[Image above] Even as society transitions back toward pre-pandemic life, students continue to face heightened levels of mental stress. Credit: engin akyurt, Unsplash
Though schools this semester may look like pre-pandemic times with students filling the halls, those attending classes are mentally in a very different place than they were two years ago.
In the past year, 15% of teens suffered at least one major depressive episode, according to 2022 data from Mental Health America. That is an additional 306,000 teens (1.24% increase) from last year’s dataset.
That data parallels a new study from the U.S. Centers for Disease Control and Prevention, which found nearly three-quarters of high school students reported experiencing at least one adverse childhood experience during the COVID-19 pandemic, such as physical abuse, emotional abuse, food insecurity, or loss of a parent’s job.
Students and schools alike are raising awareness of this burgeoning mental health crisis, and numerous organizations exist to provide support to students who are struggling.
However, determining when to seek help for mental stress can be difficult. While prolonged or chronic mental stress can lead to physical conditions over time, such as sleep problems and high blood pressure, these symptoms can manifest slowly. As such, people may not realize the extent of their struggles until their wellbeing is severely affected.
One day soon, however, determining when mental stress may become a prolonged issue could be expressed through quantitative measurements.
Researchers from Shiseido Co. Ltd., a Japanese multinational cosmetic company, recently identified discernible odor substances emanating from the skin during emotional tension. With that knowledge, gas sensors could be developed to detect those substances, thereby aiding in mental stress monitoring.
Ceramics are no stranger to use in diagnostic sensors. Longtime readers of CTT may remember the novel sensors developed last year to detect COVID-19.
Now, a recent open-access paper proposes nanosheet-type tin oxides could be used as gas sensors to quantify mental stress.
Two researchers from the National Institute of Advanced Industrial Science and Technology in Japan wrote the recent paper. They explain they conducted numerous previous studies on the potential of nanosheet-type tin oxides as gas sensors (examples here, here, and here), which revealed this material exhibits “superior and unique sensing properties” due to its different surface structures.
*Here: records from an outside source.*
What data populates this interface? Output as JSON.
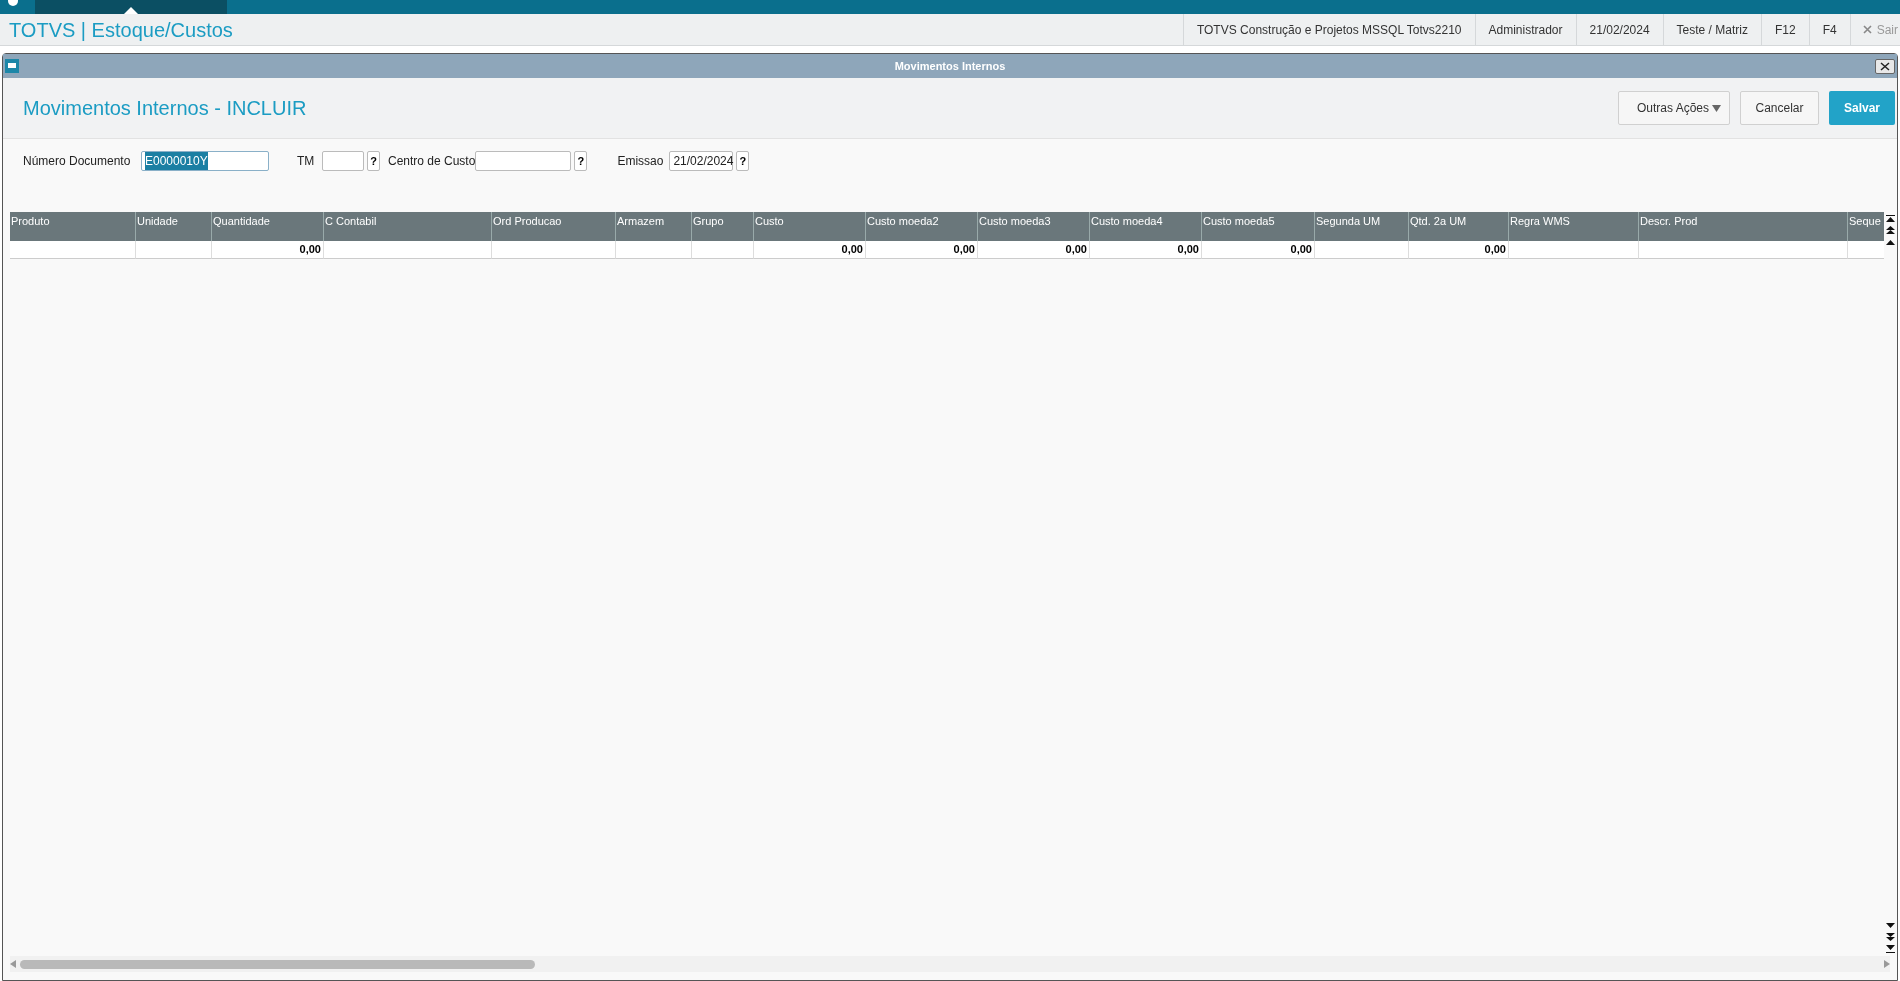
{
  "app_header": {
    "title": "TOTVS | Estoque/Custos",
    "info": [
      "TOTVS Construção e Projetos MSSQL Totvs2210",
      "Administrador",
      "21/02/2024",
      "Teste / Matriz",
      "F12",
      "F4"
    ],
    "exit_label": "Sair"
  },
  "dialog": {
    "title": "Movimentos Internos",
    "heading": "Movimentos Internos - INCLUIR",
    "actions": [
      {
        "label": "Outras Ações",
        "kind": "menu"
      },
      {
        "label": "Cancelar",
        "kind": "plain"
      },
      {
        "label": "Salvar",
        "kind": "primary"
      }
    ]
  },
  "fields": [
    {
      "label": "Número Documento",
      "value": "E0000010Y",
      "selected": true,
      "lookup": false
    },
    {
      "label": "TM",
      "lookup": true,
      "selected": false
    },
    {
      "label": "Centro de Custo",
      "lookup": true,
      "selected": false
    },
    {
      "label": "Emissao",
      "value": "21/02/2024",
      "lookup": true,
      "selected": false
    }
  ],
  "lookup_label": "?",
  "grid": {
    "columns": [
      "Produto",
      "Unidade",
      "Quantidade",
      "C Contabil",
      "Ord Producao",
      "Armazem",
      "Grupo",
      "Custo",
      "Custo moeda2",
      "Custo moeda3",
      "Custo moeda4",
      "Custo moeda5",
      "Segunda UM",
      "Qtd. 2a UM",
      "Regra WMS",
      "Descr. Prod",
      "Seque"
    ],
    "rows": [
      {
        "cells": [
          null,
          null,
          "0,00",
          null,
          null,
          null,
          null,
          "0,00",
          "0,00",
          "0,00",
          "0,00",
          "0,00",
          null,
          "0,00",
          null,
          null,
          null
        ]
      }
    ]
  }
}
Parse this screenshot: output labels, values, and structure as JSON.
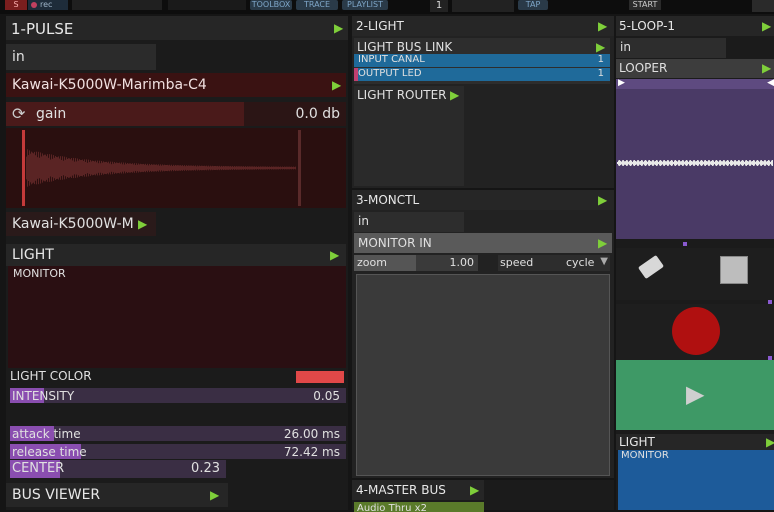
{
  "topbar": {
    "record_label": "rec",
    "s_label": "S",
    "time_partial": "1",
    "buttons": [
      "TOOLBOX",
      "TRACE",
      "PLAYLIST"
    ],
    "tap_label": "TAP",
    "start_label": "START",
    "counter": "1"
  },
  "pulse": {
    "title": "1-PULSE",
    "input": "in",
    "instrument": "Kawai-K5000W-Marimba-C4",
    "gain_label": "gain",
    "gain_value": "0.0 db",
    "instrument_short": "Kawai-K5000W-M",
    "light_title": "LIGHT",
    "monitor_label": "MONITOR",
    "light_color_label": "LIGHT COLOR",
    "light_color": "#e04848",
    "intensity_label": "INTENSITY",
    "intensity_value": "0.05",
    "attack_label": "attack time",
    "attack_value": "26.00 ms",
    "release_label": "release time",
    "release_value": "72.42 ms",
    "center_label": "CENTER",
    "center_value": "0.23",
    "bus_viewer": "BUS VIEWER",
    "intensity_fraction": 0.1,
    "attack_fraction": 0.13,
    "release_fraction": 0.21,
    "center_fraction": 0.23
  },
  "light": {
    "title": "2-LIGHT",
    "bus_link": "LIGHT BUS LINK",
    "row1_label": "INPUT  CANAL",
    "row1_value": "1",
    "row2_label": "OUTPUT LED",
    "row2_value": "1",
    "router": "LIGHT ROUTER"
  },
  "monctl": {
    "title": "3-MONCTL",
    "input": "in",
    "monitor_in": "MONITOR IN",
    "zoom_label": "zoom",
    "zoom_value": "1.00",
    "speed_label": "speed",
    "speed_value": "cycle"
  },
  "master": {
    "title": "4-MASTER BUS",
    "item": "Audio Thru x2"
  },
  "loop": {
    "title": "5-LOOP-1",
    "input": "in",
    "looper": "LOOPER",
    "light_title": "LIGHT",
    "monitor_label": "MONITOR"
  }
}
In this study, they explored the ability of nanosheet-type tin oxide gas sensors to detect allyl mercaptan, one of the substances identified by Shiseido Co. Ltd. A sensor fabricated using commercial tin oxide nanoparticles was used for comparison.
The nanosheet-type tin oxide sensors exhibited a fast response to allyl mercaptan, notably faster than that of the commercial sensors. Additionally, when the signal responses of the nanosheet-type tin oxide sensors were measured for discrimination among various gases, the sensors exhibited high selectivity for allyl mercaptan.
Based on principal component analysis of the sensor signal responses, the researchers built gas classification models using supervised learning algorithms. Despite a slight decrease in sensing properties under humid conditions, the comprehensive data provided by the classification models allowed allyl mercaptan to be forecast with high accuracy.
Thus, “The nanosheet-type tin oxide is a key material for improving the forecasting accuracy of mental stress monitoring,” the researchers conclude.
The open-access paper, published in Scientific Reports, is “Nanosheet-type tin oxide gas sensor array for mental stress monitoring” (DOI: 10.1038/s41598-022-18117-8).